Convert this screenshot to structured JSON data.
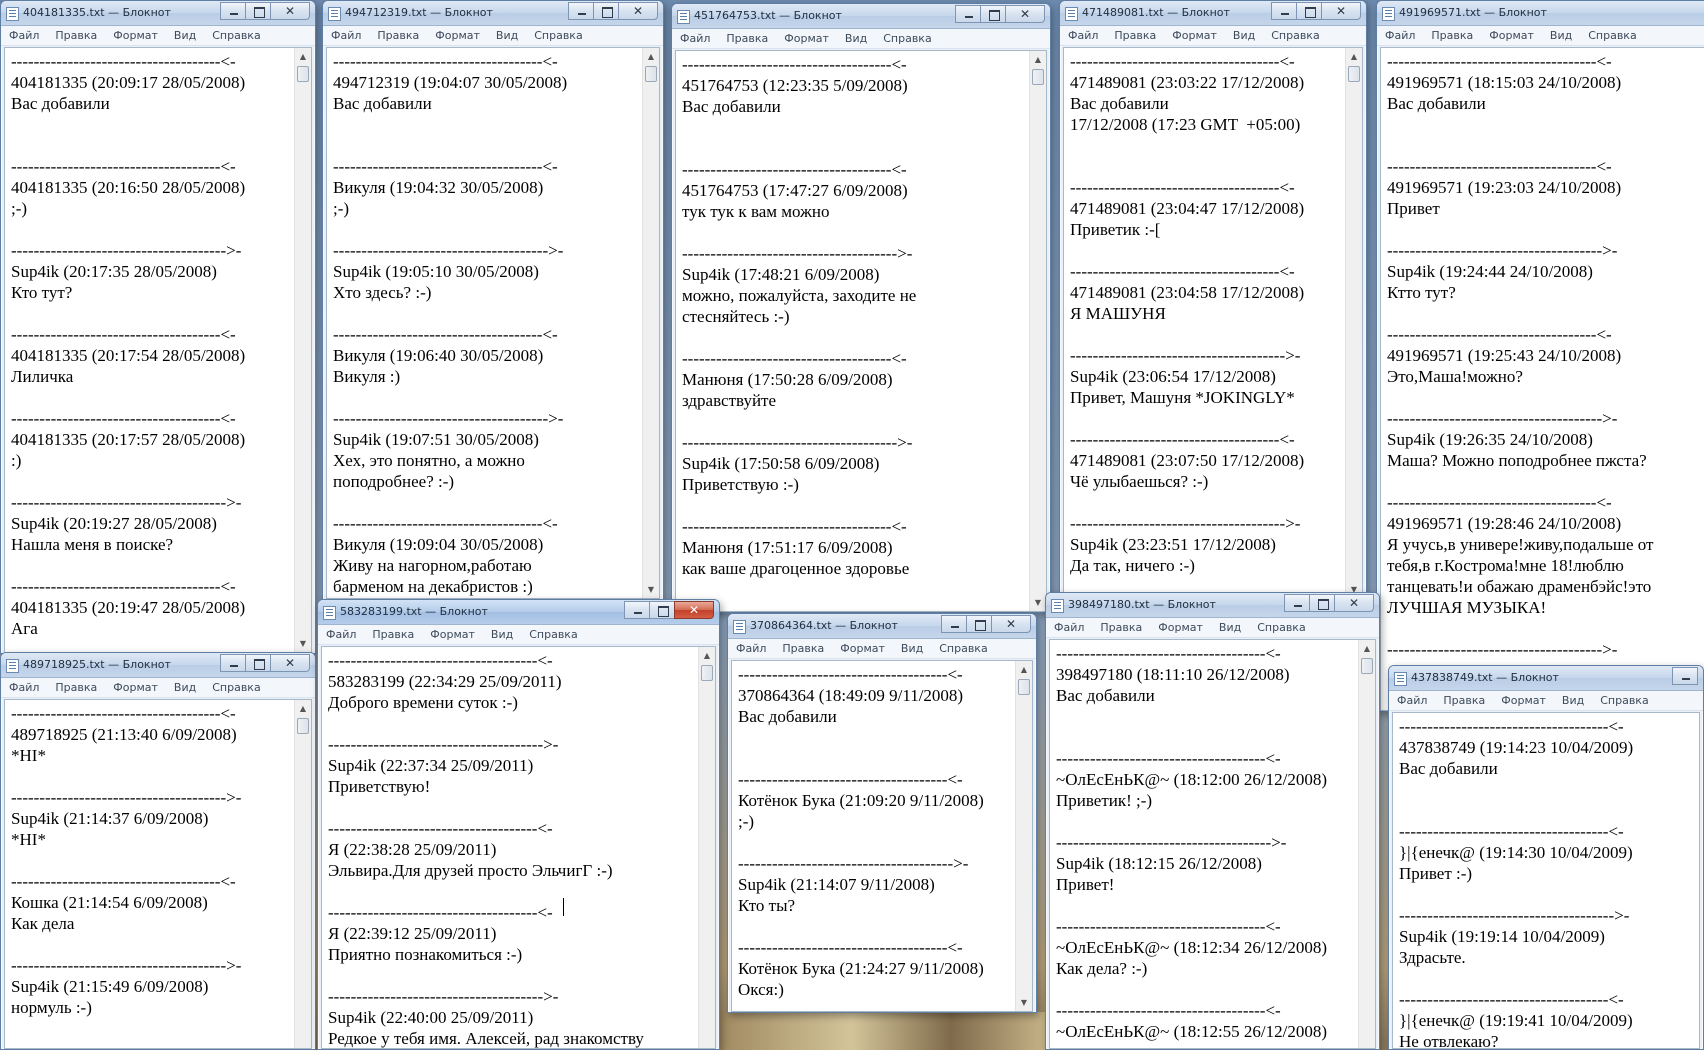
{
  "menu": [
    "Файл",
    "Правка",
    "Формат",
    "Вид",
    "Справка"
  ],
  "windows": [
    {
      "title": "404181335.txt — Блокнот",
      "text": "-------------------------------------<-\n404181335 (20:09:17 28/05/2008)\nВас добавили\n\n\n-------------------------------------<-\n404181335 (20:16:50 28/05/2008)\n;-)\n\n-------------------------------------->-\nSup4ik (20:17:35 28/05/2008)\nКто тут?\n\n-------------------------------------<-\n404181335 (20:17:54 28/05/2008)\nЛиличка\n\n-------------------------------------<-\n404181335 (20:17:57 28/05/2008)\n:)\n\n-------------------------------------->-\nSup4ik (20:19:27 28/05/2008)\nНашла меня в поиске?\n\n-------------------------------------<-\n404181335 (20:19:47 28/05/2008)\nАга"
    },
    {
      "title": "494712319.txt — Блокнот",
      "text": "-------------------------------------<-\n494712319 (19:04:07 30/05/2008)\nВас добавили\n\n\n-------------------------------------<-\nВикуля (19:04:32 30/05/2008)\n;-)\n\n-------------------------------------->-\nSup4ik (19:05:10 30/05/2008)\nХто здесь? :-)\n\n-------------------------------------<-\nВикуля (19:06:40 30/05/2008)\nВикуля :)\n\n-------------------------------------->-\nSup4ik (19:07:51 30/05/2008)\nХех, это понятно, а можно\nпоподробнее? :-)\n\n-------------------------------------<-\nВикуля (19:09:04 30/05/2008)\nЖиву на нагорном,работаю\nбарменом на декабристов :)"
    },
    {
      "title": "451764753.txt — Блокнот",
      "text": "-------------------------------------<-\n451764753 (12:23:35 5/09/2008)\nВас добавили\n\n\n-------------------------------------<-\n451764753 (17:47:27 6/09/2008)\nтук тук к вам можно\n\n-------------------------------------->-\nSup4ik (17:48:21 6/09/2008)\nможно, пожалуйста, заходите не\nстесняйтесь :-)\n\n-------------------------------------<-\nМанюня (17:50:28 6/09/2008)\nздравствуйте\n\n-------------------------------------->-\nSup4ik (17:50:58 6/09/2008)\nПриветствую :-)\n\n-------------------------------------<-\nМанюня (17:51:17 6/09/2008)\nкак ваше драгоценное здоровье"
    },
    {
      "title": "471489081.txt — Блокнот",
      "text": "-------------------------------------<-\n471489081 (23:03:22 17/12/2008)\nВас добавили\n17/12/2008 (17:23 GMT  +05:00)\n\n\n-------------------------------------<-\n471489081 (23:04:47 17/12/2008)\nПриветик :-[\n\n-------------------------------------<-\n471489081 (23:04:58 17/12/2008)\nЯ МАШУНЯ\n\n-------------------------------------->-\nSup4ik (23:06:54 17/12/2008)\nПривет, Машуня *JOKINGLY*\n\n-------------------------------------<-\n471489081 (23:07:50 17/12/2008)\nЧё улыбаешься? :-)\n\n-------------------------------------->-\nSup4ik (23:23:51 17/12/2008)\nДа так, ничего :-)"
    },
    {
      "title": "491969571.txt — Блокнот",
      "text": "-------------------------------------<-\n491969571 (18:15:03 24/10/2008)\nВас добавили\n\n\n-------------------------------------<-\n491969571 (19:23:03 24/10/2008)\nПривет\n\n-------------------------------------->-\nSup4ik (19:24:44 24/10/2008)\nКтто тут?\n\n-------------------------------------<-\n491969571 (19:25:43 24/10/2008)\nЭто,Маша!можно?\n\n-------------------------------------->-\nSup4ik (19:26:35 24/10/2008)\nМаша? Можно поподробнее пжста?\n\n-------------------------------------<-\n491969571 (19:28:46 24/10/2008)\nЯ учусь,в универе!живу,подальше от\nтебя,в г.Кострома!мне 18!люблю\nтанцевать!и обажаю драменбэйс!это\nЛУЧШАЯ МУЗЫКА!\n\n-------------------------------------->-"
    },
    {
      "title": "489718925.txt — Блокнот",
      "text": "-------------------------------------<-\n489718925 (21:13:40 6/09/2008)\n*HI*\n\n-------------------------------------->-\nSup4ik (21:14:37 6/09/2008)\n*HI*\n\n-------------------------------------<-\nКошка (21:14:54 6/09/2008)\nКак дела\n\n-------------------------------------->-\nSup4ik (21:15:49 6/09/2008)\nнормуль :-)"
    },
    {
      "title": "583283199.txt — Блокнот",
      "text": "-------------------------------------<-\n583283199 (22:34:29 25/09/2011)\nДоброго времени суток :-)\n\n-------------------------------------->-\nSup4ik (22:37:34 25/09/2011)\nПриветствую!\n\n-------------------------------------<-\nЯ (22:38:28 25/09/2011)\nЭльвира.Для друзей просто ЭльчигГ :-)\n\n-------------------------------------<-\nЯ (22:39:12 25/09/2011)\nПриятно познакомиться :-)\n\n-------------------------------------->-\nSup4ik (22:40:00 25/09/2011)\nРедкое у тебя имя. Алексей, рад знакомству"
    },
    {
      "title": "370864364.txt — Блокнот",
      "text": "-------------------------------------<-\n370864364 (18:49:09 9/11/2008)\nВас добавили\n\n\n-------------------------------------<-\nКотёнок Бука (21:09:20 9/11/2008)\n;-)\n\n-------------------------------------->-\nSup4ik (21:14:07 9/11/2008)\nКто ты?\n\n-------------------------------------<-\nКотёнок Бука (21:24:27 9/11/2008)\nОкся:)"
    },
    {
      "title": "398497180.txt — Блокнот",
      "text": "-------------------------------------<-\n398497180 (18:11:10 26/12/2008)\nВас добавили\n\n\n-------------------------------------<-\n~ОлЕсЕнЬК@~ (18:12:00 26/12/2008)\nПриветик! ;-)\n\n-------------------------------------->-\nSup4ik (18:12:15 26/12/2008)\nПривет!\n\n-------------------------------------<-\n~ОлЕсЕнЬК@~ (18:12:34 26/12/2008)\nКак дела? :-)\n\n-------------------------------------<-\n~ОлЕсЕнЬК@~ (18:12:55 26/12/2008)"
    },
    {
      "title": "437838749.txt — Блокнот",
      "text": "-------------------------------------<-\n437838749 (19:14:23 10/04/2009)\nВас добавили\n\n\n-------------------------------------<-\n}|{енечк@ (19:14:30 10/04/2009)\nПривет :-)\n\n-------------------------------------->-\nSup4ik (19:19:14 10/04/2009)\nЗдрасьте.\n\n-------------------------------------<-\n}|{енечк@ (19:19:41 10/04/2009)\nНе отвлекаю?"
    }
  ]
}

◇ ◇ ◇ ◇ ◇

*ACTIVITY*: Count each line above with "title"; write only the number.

*SOLUTION*: 10